"The present case is one of the rarest of the rare. The extreme penalty of death is called for," said Judge Mahesh Chandra of the Special Sessions Court, who heard the eight-month trial without a jury.
He said prosecutors had proved beyond a reasonable doubt that Satwant Singh, a bodyguard of Gandhi, shot her to death as she walked in her compound garden on Oct. 31, 1984, and that Kehar Singh and Balbir Singh were involved with him in a conspiracy.
Guilty of Other Charges
Besides the murder conviction, Satwant Singh was found guilty of conspiracy, illegal use of firearms and wounding a policeman at the scene.
All three are members of the Sikh religious minority, which makes up about 2% of India's population of 750 million. Their surname, Singh, means "lion" and is given to all male Sikh children.
But the chief defense lawyer, Pran Nath Lekhi, called the trial a farce with "no parallel in Indian judicial history" and said he would file an appeal within seven days.
"The judge is bent on raping the law. . . . No neck is safe in India the way this trial was conducted," Lekhi told reporters. He demanded a copy of the judgment and walked out of the courtroom.
About 200 police were deployed outside the courtroom at Tihar jail to prevent demonstrations by angry Sikhs.
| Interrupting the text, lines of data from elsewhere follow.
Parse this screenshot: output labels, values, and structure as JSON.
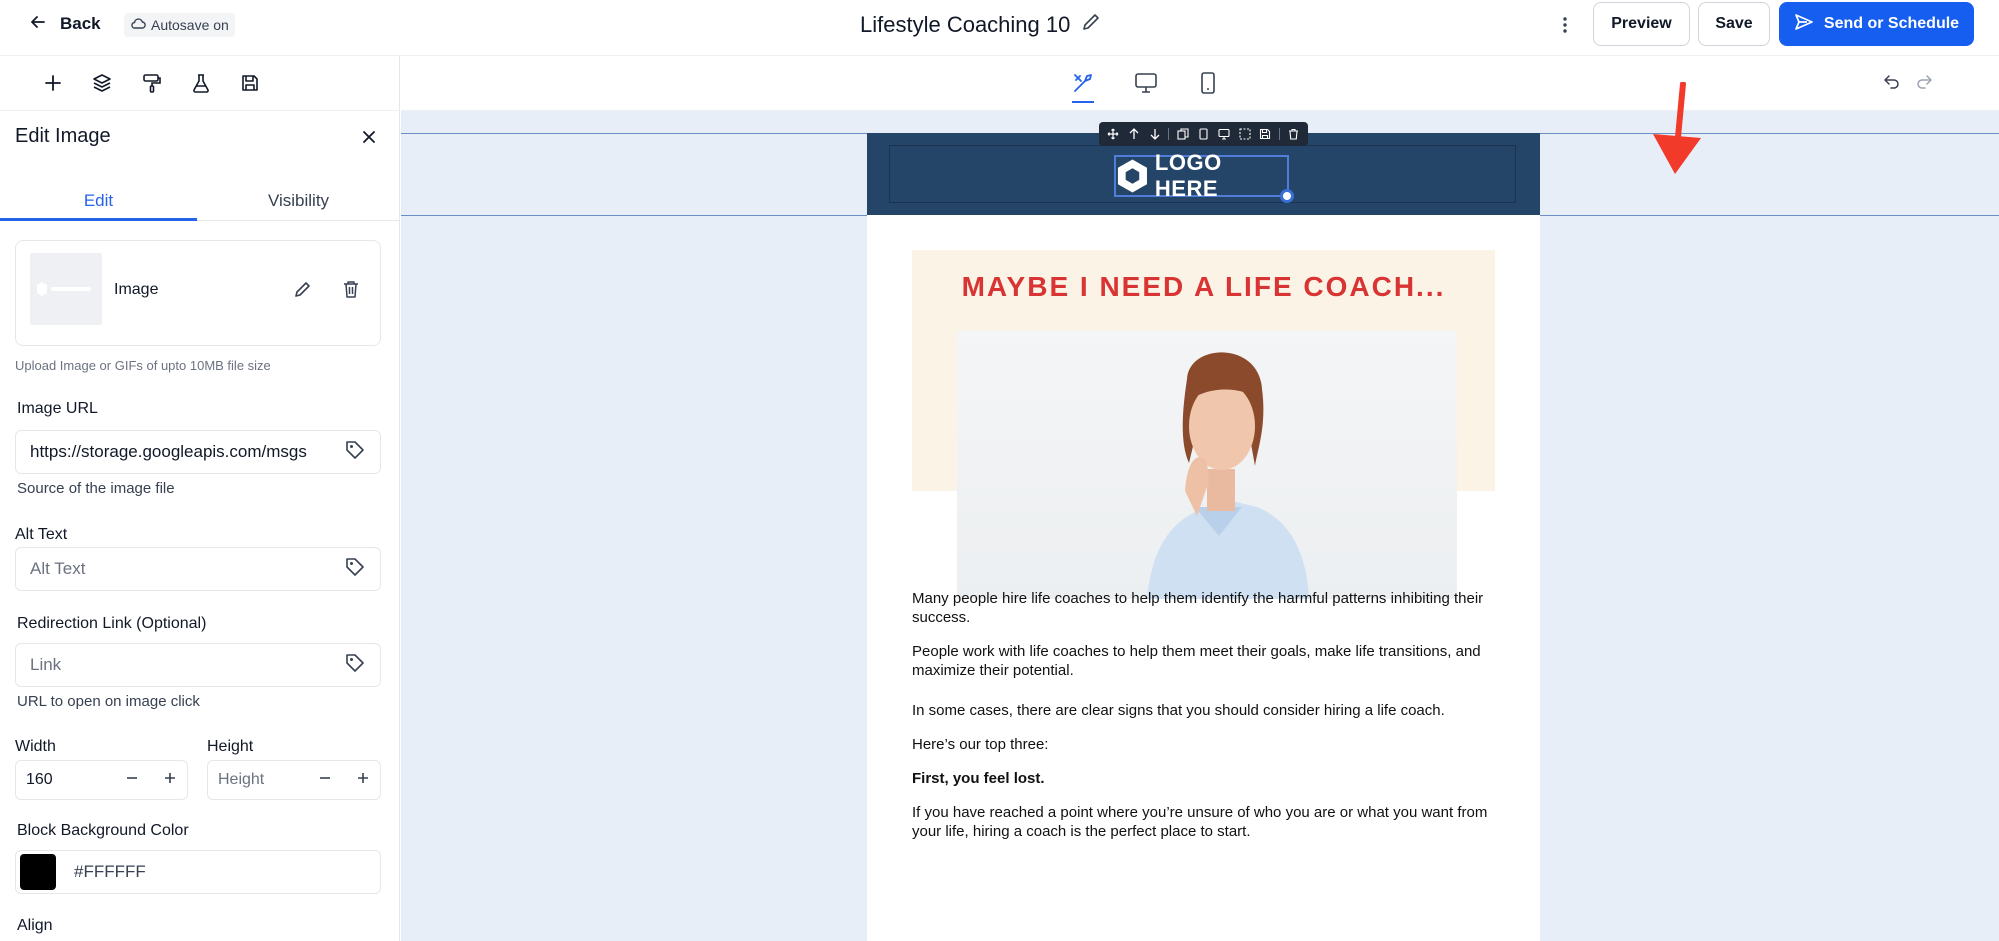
{
  "header": {
    "back_label": "Back",
    "autosave_label": "Autosave on",
    "title": "Lifestyle Coaching 10",
    "preview_label": "Preview",
    "save_label": "Save",
    "send_label": "Send or Schedule",
    "accent_color": "#155eef"
  },
  "left_tools": [
    "plus-icon",
    "layers-icon",
    "paint-roller-icon",
    "flask-icon",
    "save-icon"
  ],
  "panel": {
    "title": "Edit Image",
    "tabs": [
      {
        "label": "Edit",
        "active": true
      },
      {
        "label": "Visibility",
        "active": false
      }
    ],
    "image_card": {
      "label": "Image"
    },
    "upload_help": "Upload Image or GIFs of upto 10MB file size",
    "image_url": {
      "label": "Image URL",
      "value": "https://storage.googleapis.com/msgs",
      "help": "Source of the image file"
    },
    "alt_text": {
      "label": "Alt Text",
      "placeholder": "Alt Text"
    },
    "redirect": {
      "label": "Redirection Link (Optional)",
      "placeholder": "Link",
      "help": "URL to open on image click"
    },
    "width": {
      "label": "Width",
      "value": "160"
    },
    "height": {
      "label": "Height",
      "placeholder": "Height"
    },
    "bg_color": {
      "label": "Block Background Color",
      "value": "#FFFFFF",
      "swatch": "#000000"
    },
    "align": {
      "label": "Align"
    }
  },
  "canvas": {
    "devices": [
      "tools-icon",
      "desktop-icon",
      "mobile-icon"
    ],
    "email": {
      "logo_text": "LOGO HERE",
      "headline": "MAYBE I NEED A LIFE COACH...",
      "paragraphs": [
        {
          "text": "Many people hire life coaches to help them identify the harmful patterns inhibiting their success.",
          "bold": false
        },
        {
          "text": "People work with life coaches to help them meet their goals, make life transitions, and maximize their potential.",
          "bold": false
        },
        {
          "text": "In some cases, there are clear signs that you should consider hiring a life coach.",
          "bold": false
        },
        {
          "text": "Here’s our top three:",
          "bold": false
        },
        {
          "text": "First, you feel lost.",
          "bold": true
        },
        {
          "text": "If you have reached a point where you’re unsure of who you are or what you want from your life, hiring a coach is the perfect place to start.",
          "bold": false
        }
      ]
    }
  }
}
The jail was cordoned off, with heavily armed riot police guarding access roads, and no trouble was reported.
The government said Sikhs conspired to kill Gandhi to avenge the army's assault on the Golden Temple in Amritsar, the holiest Sikh shrine, in June of 1984. Gandhi ordered the raid, which killed up to 1,220 people, to drive out Sikh separatists using the shrine as a command post.
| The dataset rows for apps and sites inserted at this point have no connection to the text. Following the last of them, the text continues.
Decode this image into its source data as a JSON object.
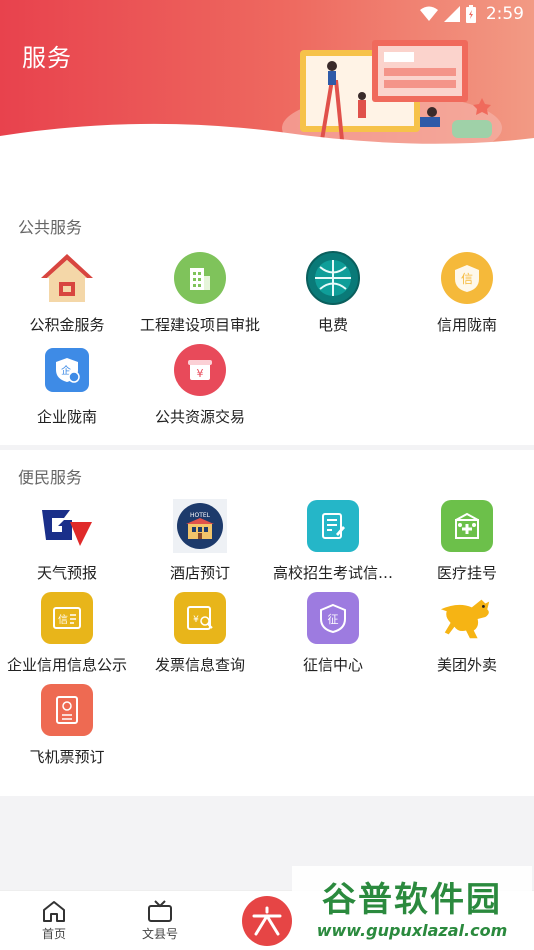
{
  "status": {
    "time": "2:59"
  },
  "header": {
    "title": "服务"
  },
  "public_services": {
    "title": "公共服务",
    "items": [
      {
        "label": "公积金服务",
        "icon": "house-icon"
      },
      {
        "label": "工程建设项目审批",
        "icon": "building-icon"
      },
      {
        "label": "电费",
        "icon": "state-grid-logo-icon"
      },
      {
        "label": "信用陇南",
        "icon": "credit-badge-icon"
      },
      {
        "label": "企业陇南",
        "icon": "enterprise-shield-icon"
      },
      {
        "label": "公共资源交易",
        "icon": "yuan-box-icon"
      }
    ]
  },
  "convenience_services": {
    "title": "便民服务",
    "items": [
      {
        "label": "天气预报",
        "icon": "weather-logo-icon"
      },
      {
        "label": "酒店预订",
        "icon": "hotel-icon"
      },
      {
        "label": "高校招生考试信…",
        "icon": "exam-document-icon"
      },
      {
        "label": "医疗挂号",
        "icon": "medical-icon"
      },
      {
        "label": "企业信用信息公示",
        "icon": "credit-info-icon"
      },
      {
        "label": "发票信息查询",
        "icon": "invoice-icon"
      },
      {
        "label": "征信中心",
        "icon": "credit-center-icon"
      },
      {
        "label": "美团外卖",
        "icon": "meituan-kangaroo-icon"
      },
      {
        "label": "飞机票预订",
        "icon": "flight-ticket-icon"
      }
    ]
  },
  "bottom_nav": {
    "home": "首页",
    "county": "文县号"
  },
  "watermark": {
    "title": "谷普软件园",
    "url": "www.gupuxlazal.com"
  },
  "colors": {
    "brand": "#e8424d"
  }
}
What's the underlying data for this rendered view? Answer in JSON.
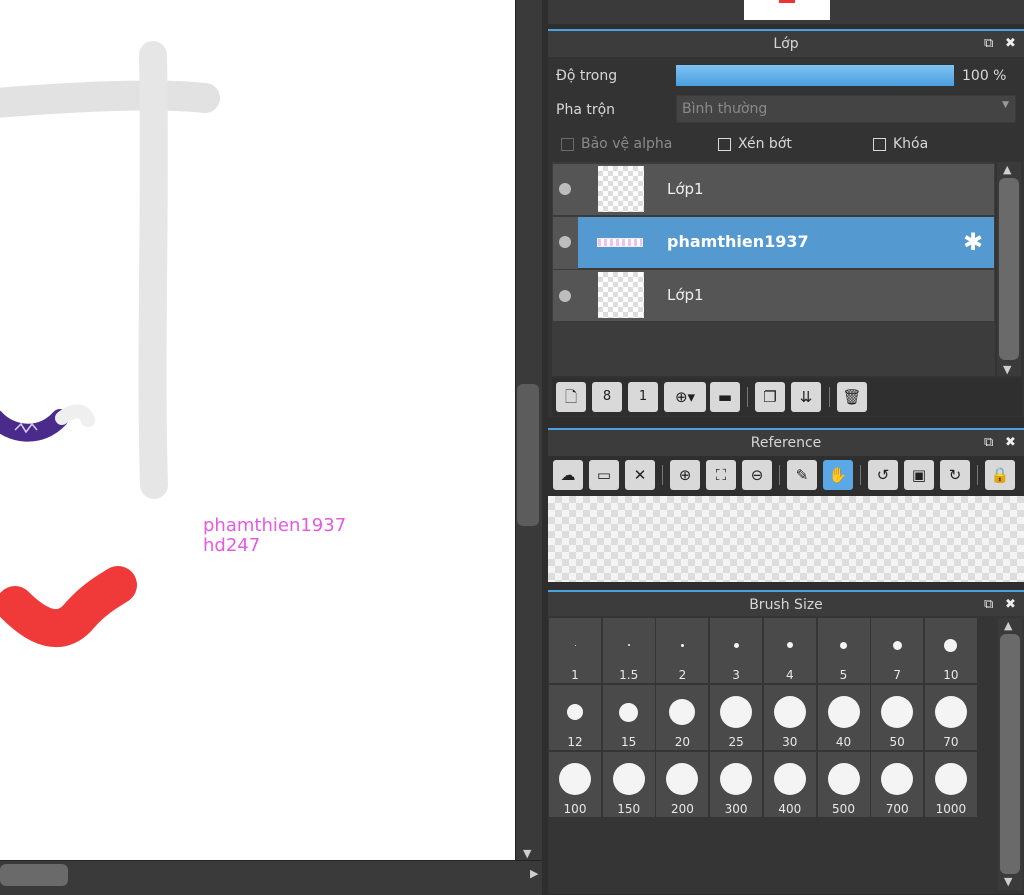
{
  "canvas": {
    "watermark_line1": "phamthien1937",
    "watermark_line2": "hd247",
    "colors": {
      "watermark": "#e45ae4",
      "red_stroke": "#f03a3a",
      "purple_stroke": "#4a2b8c",
      "gray_stroke": "#e2e2e2"
    }
  },
  "layer_panel": {
    "title": "Lớp",
    "opacity_label": "Độ trong",
    "opacity_value": "100 %",
    "opacity": 1.0,
    "blend_label": "Pha trộn",
    "blend_value": "Bình thường",
    "protect_alpha_label": "Bảo vệ alpha",
    "clip_label": "Xén bớt",
    "lock_label": "Khóa",
    "layers": [
      {
        "name": "Lớp1",
        "selected": false
      },
      {
        "name": "phamthien1937",
        "selected": true
      },
      {
        "name": "Lớp1",
        "selected": false
      }
    ],
    "toolbar_icons": [
      "new-layer-icon",
      "new-8bit-layer-icon",
      "new-1bit-layer-icon",
      "add-layer-menu-icon",
      "folder-icon",
      "duplicate-layer-icon",
      "merge-layer-icon",
      "delete-layer-icon"
    ]
  },
  "reference_panel": {
    "title": "Reference",
    "toolbar_icons": [
      "cloud-download-icon",
      "open-folder-icon",
      "close-icon",
      "zoom-in-icon",
      "fit-icon",
      "zoom-out-icon",
      "eyedropper-icon",
      "hand-icon",
      "rotate-left-icon",
      "actual-size-icon",
      "rotate-right-icon",
      "lock-icon"
    ]
  },
  "brush_panel": {
    "title": "Brush Size",
    "sizes": [
      "1",
      "1.5",
      "2",
      "3",
      "4",
      "5",
      "7",
      "10",
      "12",
      "15",
      "20",
      "25",
      "30",
      "40",
      "50",
      "70",
      "100",
      "150",
      "200",
      "300",
      "400",
      "500",
      "700",
      "1000"
    ]
  }
}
But Lekhi alleged Gandhi was killed as a result of a plot that involved her son and successor, Prime Minister Rajiv Gandhi, because she was losing popularity. He offered no evidence to back his claim during the trial.
The bearded and turbaned defendants showed no emotion when the verdict was read by Chandra, who presided over India's most sensational political murder trial since Hindu fanatics were convicted of assassinating independence leader Mahatma Gandhi in 1948.
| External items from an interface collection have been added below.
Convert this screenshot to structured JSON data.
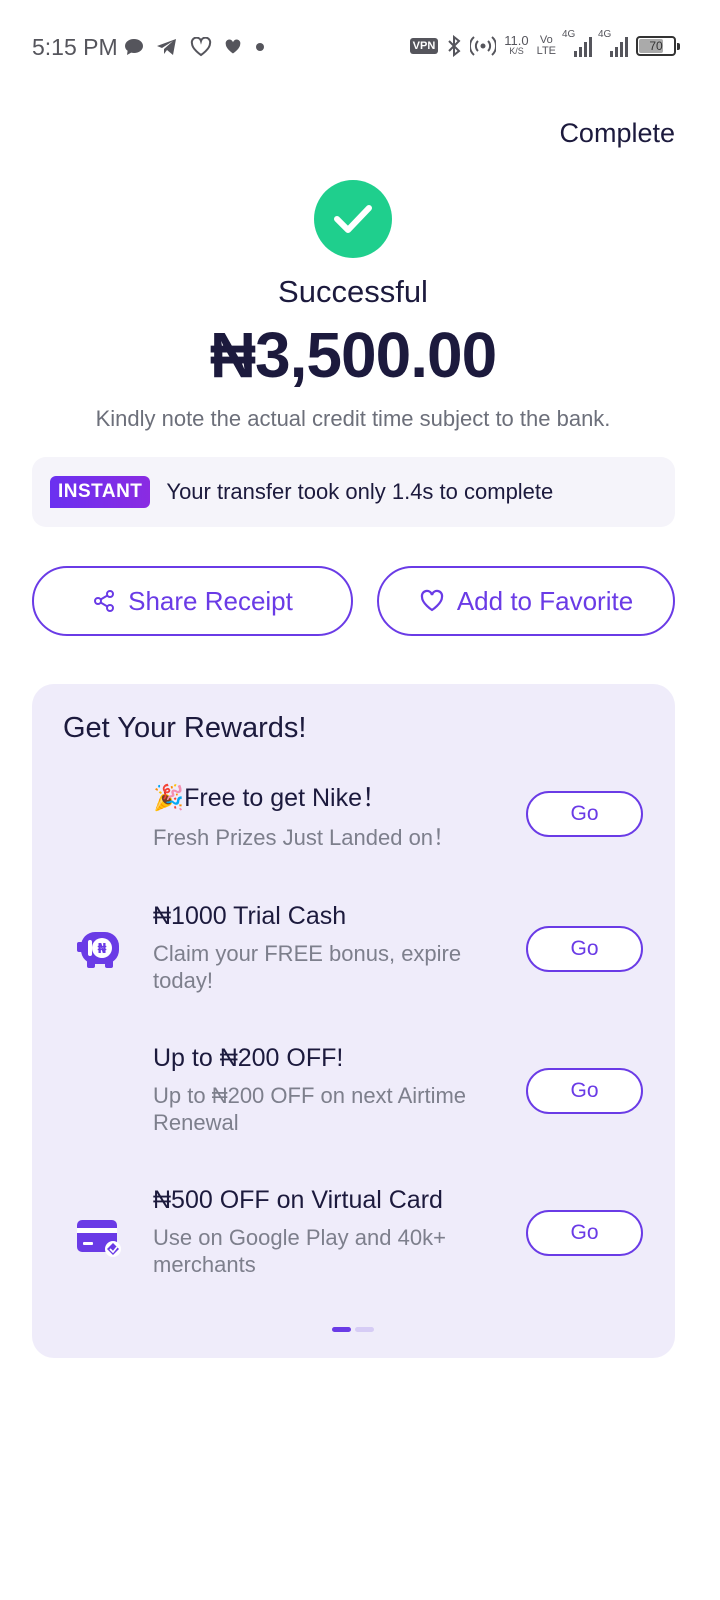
{
  "status_bar": {
    "time": "5:15 PM",
    "vpn": "VPN",
    "net_speed_value": "11.0",
    "net_speed_unit": "K/S",
    "volte_top": "Vo",
    "volte_bottom": "LTE",
    "sig1_label": "4G",
    "sig2_label": "4G",
    "battery": "70"
  },
  "header": {
    "complete_label": "Complete"
  },
  "result": {
    "status": "Successful",
    "amount": "₦3,500.00",
    "note": "Kindly note the actual credit time subject to the bank."
  },
  "instant": {
    "badge": "INSTANT",
    "text": "Your transfer took only 1.4s to complete"
  },
  "actions": {
    "share_label": "Share Receipt",
    "favorite_label": "Add to Favorite"
  },
  "rewards": {
    "title": "Get Your Rewards!",
    "items": [
      {
        "title": "🎉Free to get Nike！",
        "desc": "Fresh Prizes Just Landed on！",
        "go": "Go",
        "icon": "none"
      },
      {
        "title": "₦1000 Trial Cash",
        "desc": "Claim your FREE bonus, expire today!",
        "go": "Go",
        "icon": "piggy-bank-icon"
      },
      {
        "title": "Up to ₦200 OFF!",
        "desc": "Up to ₦200 OFF on next Airtime Renewal",
        "go": "Go",
        "icon": "none"
      },
      {
        "title": "₦500 OFF on Virtual Card",
        "desc": "Use on Google Play and 40k+ merchants",
        "go": "Go",
        "icon": "virtual-card-icon"
      }
    ]
  },
  "colors": {
    "accent": "#6a3be6",
    "success": "#1fcf8d",
    "card_bg": "#efecfa"
  }
}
Court documents said a chance flight by a falcon to Gandhi's home in early September, 1984, set the conspiracy in motion. The falcon, a good luck omen for Sikhs, was spotted by Balbir Singh, who pointed it out to Beant Singh, a second security guard who was gunned down by other guards the day of the assassination.
The two agreed the bird signified a divine order to avenge the Golden Temple deaths.